The prosecution's case
During the prosecution’s case, one of Peterson’s former co-workers testified that Peterson asked him to hire a hitman to kill Savio in 2003. Allegedly, Peterson later told his former co-worker, “The favor that I asked of you, I don’t need it anymore.”
The defense interjected a controversial theory during the prosecution’s case that involved rough sex. Peterson’s attorney asked Savio’s former boyfriend, Steve Maniaci, if bruises on her body were a result of violent sex from the night before she died.
Read more: Did rough sex cause Savio’s bruises?
Dr. Mary Case, a neuropathologist, told the prosecution that Savio’s injuries were not consistent with a bathroom fall.
Prosecutor James Glasgow asked, "Have you seen injuries like this before?”
“From automobile accidents, or similar traumatic incidents, yes,” replied Case.
Read more: Doctor: Savio’s death wasn’t an accident
Stacy Peterson’s minister, the Rev. Neil Schori, told the jury that Stacy confided in him that Drew Peterson killed Savio. According to Schori, Stacy told him that one night, she woke up and noticed Peterson missing from bed. This was the same night Savio died.
Schori testified that Stacy also told him that when Peterson got home, he washed his clothes and Stacy saw women’s clothing that was not hers. Stacy allegedly told Schori that Peterson later coached her on what to say to the police.

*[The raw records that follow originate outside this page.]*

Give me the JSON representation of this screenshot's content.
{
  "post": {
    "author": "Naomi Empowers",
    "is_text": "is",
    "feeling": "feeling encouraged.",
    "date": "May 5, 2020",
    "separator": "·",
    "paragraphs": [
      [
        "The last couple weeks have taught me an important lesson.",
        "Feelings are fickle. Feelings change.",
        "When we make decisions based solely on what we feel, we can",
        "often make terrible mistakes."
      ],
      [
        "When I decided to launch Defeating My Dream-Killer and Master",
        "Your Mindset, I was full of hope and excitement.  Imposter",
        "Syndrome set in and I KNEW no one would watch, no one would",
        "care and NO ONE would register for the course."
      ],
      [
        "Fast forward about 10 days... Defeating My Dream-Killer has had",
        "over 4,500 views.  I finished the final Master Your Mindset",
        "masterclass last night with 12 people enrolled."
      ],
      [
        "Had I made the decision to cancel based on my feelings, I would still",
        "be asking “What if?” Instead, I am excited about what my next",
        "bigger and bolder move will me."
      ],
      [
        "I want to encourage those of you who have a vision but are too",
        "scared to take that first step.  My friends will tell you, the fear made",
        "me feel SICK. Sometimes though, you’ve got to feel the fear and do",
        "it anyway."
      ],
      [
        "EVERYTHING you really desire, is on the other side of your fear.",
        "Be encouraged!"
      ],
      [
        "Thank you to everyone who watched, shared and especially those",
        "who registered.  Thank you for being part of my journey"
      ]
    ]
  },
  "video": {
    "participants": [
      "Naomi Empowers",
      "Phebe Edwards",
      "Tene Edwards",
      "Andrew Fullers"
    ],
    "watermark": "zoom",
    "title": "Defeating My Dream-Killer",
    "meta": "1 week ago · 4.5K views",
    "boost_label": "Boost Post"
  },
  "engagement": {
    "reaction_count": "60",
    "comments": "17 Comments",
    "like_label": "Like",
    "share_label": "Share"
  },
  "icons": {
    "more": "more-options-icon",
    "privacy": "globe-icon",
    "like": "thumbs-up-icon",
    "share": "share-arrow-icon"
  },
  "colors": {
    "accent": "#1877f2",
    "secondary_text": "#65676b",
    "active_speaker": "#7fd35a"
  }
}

Read more: Stacy said Drew Peterson was a killer
The defense's case
After the prosecution rested, defense attorney Steve Greenberg motioned for a judgment of acquittal. He argued the prosecution had “not provided any evidence as to the when, how, or who with respect to this particular incident, or disproved that it was an accident.”
Judge Burmila denied the motion and the defense began its case.
Dr. Jeffery Jentzen, a forensic pathologist, testified that Savio died from a fall in the bathtub.
“It’s my opinion that she died from drowning, and the manner of death is accidental," he said. "She slipped and fell, she struck the left side of her body … She sustained a head injury, she was rendered unconscious, and in an unconscious state she drowned in the tub,” said Jentzen.
Harry Smith, Savio’s former divorce attorney, testified that Stacy Peterson planned to divorce Drew Peterson and talked to him about whether she could use the knowledge that Peterson killed Savio as “leverage” in her divorce. “She wanted to know if, in my opinion, the fact that he’d killed Kathy could be used against him,” said Smith. When he testified, Smith was not allowed to mention Stacy’s disappearance on the witness stand.
Peterson and Savio’s eldest son took the stand in his father’s defense and testified that he has never suspected his father of killing his mother. Thomas Peterson told the jury that he was voluntarily in court because he believed in his father’s innocence.
Almost five weeks after the trial began, the defense rested its case. Moments before, Peterson told the judge, “I will not testify.”
On Tuesday, prosecutor Chris Koch began his closing arguments asking the jury to use “common sense” during deliberations.
"I ask you to keep in mind common sense, common sense. Because it is clear that this man murdered Kathleen Savio," said Koch.
Koch also argued that it would be impossible for Savio to sustain multiple injuries from just a slip in the tub.
“We have left, front injuries, left-side injuries, left-back injuries, right injuries, right and left injuries. So it's not just one side of her body; it's multiple sides, four sides. How can you get that in one fall? You can't. You can't do it. It's not possible," said Koch.
Defense attorney Joe Lopez said during his closing argument that America’s founding fathers would be sickened by the evidence the prosecution presented during its case.
“The Framers of the Constitution would barf at this evidence. There’s nothing but doubt in this case," Lopez said. "People get on the TV and lie, just like they do in this courtroom… People lie when it’s for their own agenda.”